UNLIKE some other European capitals which began developing their metro networks in the 19th century, Vienna was a latecomer to the metro scene, not opening its first lines until the 1970s. The network has since been consistently expanded to now reach 74.6km across five lines which carried 444 million passengers in 2012.

This expansion continues apace under the metro's fourth construction phase which commenced in 2010.

The first project to be implemented is a further extension of Line U2 from Aspernstrasse to Seestadt. The work follows a previous extension from Schottenring to Aspernstrasse which provided a third crossing of the River Danube and was completed in 2010, with Stadion station opening in May 2008 ahead of the European Football Championships which were held that summer in Austria and Switzerland.

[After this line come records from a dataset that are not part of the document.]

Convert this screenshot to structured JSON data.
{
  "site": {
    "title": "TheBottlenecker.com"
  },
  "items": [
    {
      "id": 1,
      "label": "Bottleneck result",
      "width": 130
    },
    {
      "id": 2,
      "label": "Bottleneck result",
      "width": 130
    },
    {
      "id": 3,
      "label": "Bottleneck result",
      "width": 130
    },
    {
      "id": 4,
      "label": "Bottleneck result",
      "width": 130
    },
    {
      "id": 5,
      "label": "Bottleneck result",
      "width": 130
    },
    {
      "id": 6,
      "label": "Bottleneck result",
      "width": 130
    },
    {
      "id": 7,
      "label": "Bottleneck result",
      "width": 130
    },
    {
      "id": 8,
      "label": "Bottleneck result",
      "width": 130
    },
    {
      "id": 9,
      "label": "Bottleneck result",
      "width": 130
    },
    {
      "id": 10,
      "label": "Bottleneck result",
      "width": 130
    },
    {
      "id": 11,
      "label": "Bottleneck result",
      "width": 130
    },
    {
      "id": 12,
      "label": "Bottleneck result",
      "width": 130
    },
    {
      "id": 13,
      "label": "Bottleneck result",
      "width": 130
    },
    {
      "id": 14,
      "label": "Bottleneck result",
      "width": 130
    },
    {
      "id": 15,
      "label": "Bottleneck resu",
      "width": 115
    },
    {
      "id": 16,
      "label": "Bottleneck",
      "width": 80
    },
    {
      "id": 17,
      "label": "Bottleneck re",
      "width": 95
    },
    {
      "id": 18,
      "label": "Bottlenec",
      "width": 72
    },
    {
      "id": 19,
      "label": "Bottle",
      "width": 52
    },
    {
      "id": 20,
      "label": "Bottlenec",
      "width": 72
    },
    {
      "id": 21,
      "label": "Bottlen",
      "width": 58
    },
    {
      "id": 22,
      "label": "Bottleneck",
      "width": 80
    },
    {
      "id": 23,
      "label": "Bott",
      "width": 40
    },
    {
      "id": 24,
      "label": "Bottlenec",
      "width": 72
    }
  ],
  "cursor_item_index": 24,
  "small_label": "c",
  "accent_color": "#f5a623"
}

The latest addition to the line is a completely elevated section which is due to open in October and will have an interchange with Austrian Federal Railways' (ÖBB) Stadlau - Marchegg line at the new Aspern station. This station is located east of the present S80 terminus at Hausfeldstrasse which will also be extended to the new station. Seestadt will serve a new urban development on the site of an abandoned airfield which will eventually house 20,000 people as well as new businesses that will employ 15,000. The whole area is under construction at present and will be completed in stages up to 2020.

A southern extension of Line U1 is another project included in the fourth expansion phase. Initially the extension was planned from Reumannplatz to Rothneusiedl, the planned site of a new urban development. However, due to high costs this project has been scaled back to an extension to Oberlaa which is currently served by tram Line 67 and will be abandoned once the metro extension opens in 2017. Work on the project is underway with the first section from Reumannplatz set to run in a tunnel and reach the surface north of Alaudagasse from which the line will be elevated. In order to retain the option to build a branch to Rothneusiedl at a later date, Alaudagasse station is designed to act as a future junction.

The third project of phase four is another extension of Line U2, this time from the current city-centre terminus at Karlsplatz to Gudrunstrasse, south of Vienna's new main station which is due to be completed in 2015. While construction of the new metro link will not start before 2019, there is considerable uncertainty about this project because the alignment has not yet been decided. There is a possibility that it might be abandoned in favour of tram lines.

Although the Vienna metro is quite young some sections are already in need of major refurbishment. The Reumannplatz - Stephansplatz section of Line U1, which opened in 1978, was the first section to be rebuilt and was closed for six weeks during the summer of 2012 for the work to be carried out. This was necessary to renew the concrete trackbed and to add some new points at Taubstummengasse. Signalling equipment has also been upgraded to the standards of the network's more recent lines.

Line U4 is also showing its age. It was built using the alignment of a former city railway line and suffers from frequent electrical and mechanical failures. However, it has not yet been decided whether a complete closure of certain sections will be needed to carry out repairs.

ViennametroRolling stock renewal is another major element of this refurbishment plan with the first generation of two-car class U metro trains from the 1970s now being withdrawn from service. Replacements are arriving in the shape of 44 six-car class V sets which are being delivered by Siemens with 16 more in the pipeline. One class V set is replacing two class Us and 21 of 62 class U trains currently remain in service. The class Vs are now in operation on lines U1, U2, U3 and U4, which are electrified at 750V dc third rail, with class T and T1 trains, which are in effect light rail vehicles that utilise overhead traction, used on Line U6. To combat congestion on Line U6, a further 20 class T1 cars have been ordered from Bombardier, and when introduced into service later this year and concluding in 2014, will reduce headways on the line from 3 to 2.5 minutes at peak times.

While the City of Vienna presses ahead with the improvements included in phase four, thoughts are starting to turn towards the fifth phase of the metro development plan.

Potential projects include the Rothneusiedl branch of Line U1 as well as a Line U6 extension from Floridsdorf to Stammersdorf. This project has been on the cards for some time but has been consistently held back due to a perceived lack of demand. However, the most important project of the fifth phase could be Line U5.

The idea for this line dates back to the 1960s during initial planning for the metro network. The project involves splitting Line U2 at Rathaus and building two new branches. One new branch would be built from Hernals to Rathaus and then continue on the existing U2 section from Rathaus to Karlsplatz and beyond if the extension to Gudrunstrasse is built. This would then become Line U5. The second new branch could be built from Inzersdorf to Rathaus and then continue on the existing Line U2 to Seestadt establishing the new Line U2.

Plans for phase five are still under discussion and may be changed or even abandoned depending on financial support. To date the City of Vienna has received 50% of the funds required to build its metro lines from the Austrian state. Financing agreements exist only for phase four, so phase five would require new negotiations with the Federal Ministry of Finance. But with Vienna backing its metro network to deliver the mobility required by its citizens of today and tomorrow, it will be a strong position to secure further funds.